BANGKOK (AFP) - Thailand's military ruler on Wednesday questioned whether tourists in bikinis are safe in the kingdom, in comments following the murder of two Britons whose battered bodies were found on a Thai island.
Mr David Miller, 24, and Ms Hannah Witheridge, 23, were found dead on the southern island of Koh Tao on Monday, sparking a hunt for their killers. Post-mortem examinations were carried out on Wednesday after the bodies were brought to Bangkok. But the authorities are yet to make an arrest despite questioning several suspects including two British men - who are believed to have travelled with Mr Miller - and a number of Myanmar migrant workers.
"There are always problems with tourist safety. They think our country is beautiful and is safe so they can do whatever they want, they can wear bikinis and walk everywhere," Prime Minister Prayuth Chan-ocha, who is also the army chief, told government officials. But "can they be safe in bikinis... unless they are not beautiful?" he said, addressing the issue of tourist safety in a speech broadcast live on television.
Forensic investigators are awaiting the results of DNA tests on a blonde hair found in the Ms Witheridge's hand and traces of semen, according to the findings of a post-mortem examination carried out on Wednesday. "The results are expected within 24 hours so everything will become clear tomorrow (Thursday)," forensic police chief Pornchai Sutheerakhun, told reporters after the autopsy.
"The female victim suffered cuts to her head... while the male was beaten on the head... but water found in his lungs suggests he may have died from drowning," he said, adding cuts on Mr Miller's hands showed signs of a struggle.
The wounds were inflicted by "a sharp, hard object... and (they were) hit hard with a rock", he added.
A bloodied garden hoe was also found near the crime scene.
General Prayuth, who seized power from elected government in a May 22 coup, is well known for making off-the-cuff remarks.
His statement appeared to echo others made to reporters on Tuesday in which he questioned the behaviour of the murder victims as well as the perpetrators.
Earlier on Wednesday, a provincial police commander said an unidentified Asian man captured by security cameras on the night of killings was being treated as their "prime suspect". But he later toned down his remarks.
"Every group (person) is still under suspicion" he told AFP, including two British travellers who were stopped at the capital's main airport late Tuesday.
The two men in their 20s have been asked to remain in Bangkok until the case is resolved.
Thai police have pinned hopes on DNA results yielding a breakthrough in the three-day investigation.
But conflicting details over the focus of the police inquiry, released by different figures in a force which rarely centralises its information, have created a confused picture.

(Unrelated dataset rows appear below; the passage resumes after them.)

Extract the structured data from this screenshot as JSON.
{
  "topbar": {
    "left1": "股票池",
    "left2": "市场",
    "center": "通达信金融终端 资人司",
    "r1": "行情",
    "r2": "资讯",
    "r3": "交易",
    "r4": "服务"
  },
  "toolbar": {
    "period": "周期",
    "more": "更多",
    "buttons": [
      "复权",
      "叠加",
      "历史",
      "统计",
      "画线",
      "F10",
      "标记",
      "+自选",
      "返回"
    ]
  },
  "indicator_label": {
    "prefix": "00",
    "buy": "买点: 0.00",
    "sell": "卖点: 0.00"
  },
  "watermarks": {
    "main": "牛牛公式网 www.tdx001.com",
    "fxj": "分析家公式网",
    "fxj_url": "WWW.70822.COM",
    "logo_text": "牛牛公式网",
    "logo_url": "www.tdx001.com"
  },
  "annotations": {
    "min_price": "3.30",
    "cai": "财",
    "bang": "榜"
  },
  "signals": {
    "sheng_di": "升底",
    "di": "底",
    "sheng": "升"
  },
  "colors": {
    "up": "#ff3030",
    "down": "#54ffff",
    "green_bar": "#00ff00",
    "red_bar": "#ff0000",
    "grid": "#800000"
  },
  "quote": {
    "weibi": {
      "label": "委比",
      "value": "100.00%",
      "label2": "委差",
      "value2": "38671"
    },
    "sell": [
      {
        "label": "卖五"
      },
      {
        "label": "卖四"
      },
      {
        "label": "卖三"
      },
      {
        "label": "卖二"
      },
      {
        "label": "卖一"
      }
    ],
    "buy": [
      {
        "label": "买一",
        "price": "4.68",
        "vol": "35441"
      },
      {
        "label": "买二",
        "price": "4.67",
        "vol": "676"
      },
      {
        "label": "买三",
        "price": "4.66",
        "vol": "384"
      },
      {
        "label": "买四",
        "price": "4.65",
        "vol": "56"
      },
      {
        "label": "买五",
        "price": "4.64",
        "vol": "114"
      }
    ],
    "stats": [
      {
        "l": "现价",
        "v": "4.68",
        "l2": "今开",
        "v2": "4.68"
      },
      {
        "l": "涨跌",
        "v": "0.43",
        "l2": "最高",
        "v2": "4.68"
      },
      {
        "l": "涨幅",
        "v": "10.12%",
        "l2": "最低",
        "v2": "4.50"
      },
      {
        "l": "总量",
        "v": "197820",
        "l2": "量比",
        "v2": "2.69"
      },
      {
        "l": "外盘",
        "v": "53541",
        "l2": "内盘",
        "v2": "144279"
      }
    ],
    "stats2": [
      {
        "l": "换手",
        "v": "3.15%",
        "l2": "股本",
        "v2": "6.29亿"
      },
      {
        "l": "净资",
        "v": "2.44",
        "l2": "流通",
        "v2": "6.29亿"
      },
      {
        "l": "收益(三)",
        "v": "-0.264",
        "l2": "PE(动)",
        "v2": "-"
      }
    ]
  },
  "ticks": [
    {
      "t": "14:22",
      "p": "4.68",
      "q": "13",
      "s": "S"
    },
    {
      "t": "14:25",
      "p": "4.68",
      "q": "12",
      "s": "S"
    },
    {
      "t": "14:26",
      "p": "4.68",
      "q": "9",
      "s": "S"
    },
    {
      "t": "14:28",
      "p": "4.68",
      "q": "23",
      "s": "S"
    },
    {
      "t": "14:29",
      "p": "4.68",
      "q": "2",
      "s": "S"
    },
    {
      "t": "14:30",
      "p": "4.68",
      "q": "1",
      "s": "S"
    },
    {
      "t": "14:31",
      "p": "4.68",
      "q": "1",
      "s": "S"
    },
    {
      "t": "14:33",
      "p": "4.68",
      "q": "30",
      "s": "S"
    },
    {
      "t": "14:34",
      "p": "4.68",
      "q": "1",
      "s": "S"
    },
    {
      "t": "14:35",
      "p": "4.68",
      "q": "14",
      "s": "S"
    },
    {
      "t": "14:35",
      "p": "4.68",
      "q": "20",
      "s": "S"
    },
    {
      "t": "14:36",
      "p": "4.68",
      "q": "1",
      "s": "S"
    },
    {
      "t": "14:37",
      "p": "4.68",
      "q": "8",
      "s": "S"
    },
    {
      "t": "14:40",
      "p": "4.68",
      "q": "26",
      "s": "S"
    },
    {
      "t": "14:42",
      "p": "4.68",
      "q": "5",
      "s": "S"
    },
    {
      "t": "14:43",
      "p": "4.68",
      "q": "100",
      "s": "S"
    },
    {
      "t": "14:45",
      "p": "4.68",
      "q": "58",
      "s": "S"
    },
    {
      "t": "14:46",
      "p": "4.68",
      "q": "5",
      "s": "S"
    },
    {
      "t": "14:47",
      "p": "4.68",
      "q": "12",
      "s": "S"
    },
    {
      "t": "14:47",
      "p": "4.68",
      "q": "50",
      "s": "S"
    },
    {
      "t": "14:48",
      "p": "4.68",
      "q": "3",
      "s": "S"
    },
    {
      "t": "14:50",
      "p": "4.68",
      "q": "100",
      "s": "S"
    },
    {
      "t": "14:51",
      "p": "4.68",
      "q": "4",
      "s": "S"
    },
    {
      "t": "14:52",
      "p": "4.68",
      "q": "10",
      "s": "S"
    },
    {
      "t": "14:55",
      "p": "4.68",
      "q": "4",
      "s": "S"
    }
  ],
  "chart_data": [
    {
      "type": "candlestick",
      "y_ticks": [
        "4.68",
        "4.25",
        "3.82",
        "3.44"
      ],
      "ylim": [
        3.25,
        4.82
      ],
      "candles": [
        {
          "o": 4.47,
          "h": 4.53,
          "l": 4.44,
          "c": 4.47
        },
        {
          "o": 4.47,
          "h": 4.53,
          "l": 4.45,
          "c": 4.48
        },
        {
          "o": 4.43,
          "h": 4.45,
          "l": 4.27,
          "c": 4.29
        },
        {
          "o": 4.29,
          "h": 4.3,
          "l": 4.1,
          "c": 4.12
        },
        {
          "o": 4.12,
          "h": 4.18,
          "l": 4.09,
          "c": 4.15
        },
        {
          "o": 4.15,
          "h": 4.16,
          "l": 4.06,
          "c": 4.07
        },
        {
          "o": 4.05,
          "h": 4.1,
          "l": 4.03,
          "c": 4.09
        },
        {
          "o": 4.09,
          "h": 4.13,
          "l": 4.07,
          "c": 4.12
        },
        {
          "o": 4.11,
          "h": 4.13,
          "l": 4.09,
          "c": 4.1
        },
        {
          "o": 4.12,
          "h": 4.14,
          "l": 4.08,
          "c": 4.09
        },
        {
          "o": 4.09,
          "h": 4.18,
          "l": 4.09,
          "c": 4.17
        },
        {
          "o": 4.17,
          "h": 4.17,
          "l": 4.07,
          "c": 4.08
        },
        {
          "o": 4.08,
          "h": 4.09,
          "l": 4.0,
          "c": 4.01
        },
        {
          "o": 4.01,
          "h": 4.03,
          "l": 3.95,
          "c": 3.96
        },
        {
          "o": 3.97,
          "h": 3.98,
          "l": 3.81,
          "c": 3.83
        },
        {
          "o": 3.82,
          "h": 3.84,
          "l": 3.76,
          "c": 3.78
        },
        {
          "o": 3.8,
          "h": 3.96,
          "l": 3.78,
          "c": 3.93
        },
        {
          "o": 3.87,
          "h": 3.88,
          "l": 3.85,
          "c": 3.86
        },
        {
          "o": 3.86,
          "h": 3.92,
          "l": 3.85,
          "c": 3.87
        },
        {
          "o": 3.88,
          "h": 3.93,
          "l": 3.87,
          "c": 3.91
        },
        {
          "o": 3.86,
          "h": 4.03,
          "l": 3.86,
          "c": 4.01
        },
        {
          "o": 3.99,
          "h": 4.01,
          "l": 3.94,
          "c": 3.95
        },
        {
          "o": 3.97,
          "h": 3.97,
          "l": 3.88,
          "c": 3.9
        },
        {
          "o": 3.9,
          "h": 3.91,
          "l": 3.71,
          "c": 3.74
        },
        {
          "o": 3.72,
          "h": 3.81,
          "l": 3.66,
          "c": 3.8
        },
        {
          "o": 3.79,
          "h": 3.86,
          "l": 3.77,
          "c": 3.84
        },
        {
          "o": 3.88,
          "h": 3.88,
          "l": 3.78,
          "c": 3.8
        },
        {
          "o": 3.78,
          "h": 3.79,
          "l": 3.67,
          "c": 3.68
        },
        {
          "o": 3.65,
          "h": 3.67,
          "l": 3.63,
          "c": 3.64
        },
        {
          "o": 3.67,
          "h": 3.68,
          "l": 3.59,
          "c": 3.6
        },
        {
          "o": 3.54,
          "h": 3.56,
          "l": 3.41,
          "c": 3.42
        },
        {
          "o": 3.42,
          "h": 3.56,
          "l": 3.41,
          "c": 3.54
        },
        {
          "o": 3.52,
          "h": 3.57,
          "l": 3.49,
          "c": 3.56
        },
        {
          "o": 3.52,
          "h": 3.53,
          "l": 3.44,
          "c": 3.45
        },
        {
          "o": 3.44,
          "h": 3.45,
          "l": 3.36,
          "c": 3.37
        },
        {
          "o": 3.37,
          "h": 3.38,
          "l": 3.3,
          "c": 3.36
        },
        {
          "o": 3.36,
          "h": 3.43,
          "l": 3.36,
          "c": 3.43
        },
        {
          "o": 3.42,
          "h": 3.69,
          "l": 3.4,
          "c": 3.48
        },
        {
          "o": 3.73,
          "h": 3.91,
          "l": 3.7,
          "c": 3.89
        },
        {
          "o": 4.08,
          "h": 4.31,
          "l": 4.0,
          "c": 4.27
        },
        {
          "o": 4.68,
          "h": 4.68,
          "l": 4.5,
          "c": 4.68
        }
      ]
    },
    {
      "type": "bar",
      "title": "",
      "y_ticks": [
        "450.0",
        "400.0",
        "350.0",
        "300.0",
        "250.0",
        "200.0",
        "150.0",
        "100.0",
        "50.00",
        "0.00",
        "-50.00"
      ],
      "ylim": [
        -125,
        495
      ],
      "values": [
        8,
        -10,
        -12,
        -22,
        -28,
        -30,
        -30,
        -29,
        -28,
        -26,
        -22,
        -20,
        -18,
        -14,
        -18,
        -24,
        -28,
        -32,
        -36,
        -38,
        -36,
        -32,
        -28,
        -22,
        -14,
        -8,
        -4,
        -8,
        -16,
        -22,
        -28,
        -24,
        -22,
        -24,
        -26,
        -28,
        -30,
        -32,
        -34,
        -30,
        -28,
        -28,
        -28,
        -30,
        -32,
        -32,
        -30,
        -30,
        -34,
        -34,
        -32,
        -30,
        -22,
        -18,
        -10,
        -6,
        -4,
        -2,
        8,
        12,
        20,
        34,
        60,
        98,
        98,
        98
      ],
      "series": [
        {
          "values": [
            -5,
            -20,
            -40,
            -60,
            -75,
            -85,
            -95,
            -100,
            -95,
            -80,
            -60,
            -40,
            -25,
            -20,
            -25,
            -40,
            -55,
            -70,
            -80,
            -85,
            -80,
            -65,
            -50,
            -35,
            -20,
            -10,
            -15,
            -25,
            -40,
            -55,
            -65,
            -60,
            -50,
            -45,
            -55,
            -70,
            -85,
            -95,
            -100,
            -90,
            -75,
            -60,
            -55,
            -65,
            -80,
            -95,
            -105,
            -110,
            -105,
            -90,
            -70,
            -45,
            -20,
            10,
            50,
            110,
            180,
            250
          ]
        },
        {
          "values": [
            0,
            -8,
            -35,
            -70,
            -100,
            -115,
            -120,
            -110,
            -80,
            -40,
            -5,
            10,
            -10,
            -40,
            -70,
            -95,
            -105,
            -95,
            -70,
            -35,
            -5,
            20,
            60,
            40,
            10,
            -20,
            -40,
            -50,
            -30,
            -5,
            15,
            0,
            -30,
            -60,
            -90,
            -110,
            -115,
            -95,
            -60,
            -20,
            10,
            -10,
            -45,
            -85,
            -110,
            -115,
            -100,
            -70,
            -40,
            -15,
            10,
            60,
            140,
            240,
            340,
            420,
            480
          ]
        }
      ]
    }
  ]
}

Gen Prayuth on Tuesday urged investigators to conclude the cases "swiftly" and raised concern over the impact on the country's image.
Thailand is desperate to avoid further damage to the nation's lucrative tourism industry, which has been battered in recent months after a prolonged political crisis ended in a coup.
The army swiftly declared a curfew and strict martial law after coming to power in May, frightening off some visitors.
With the start of the tourist high season just two months away, the junta had vowed to restore the nation's reputation as the Land of Smiles, embarking on a clean-up of resorts after a series of complaints about scams, assaults and even police extortion.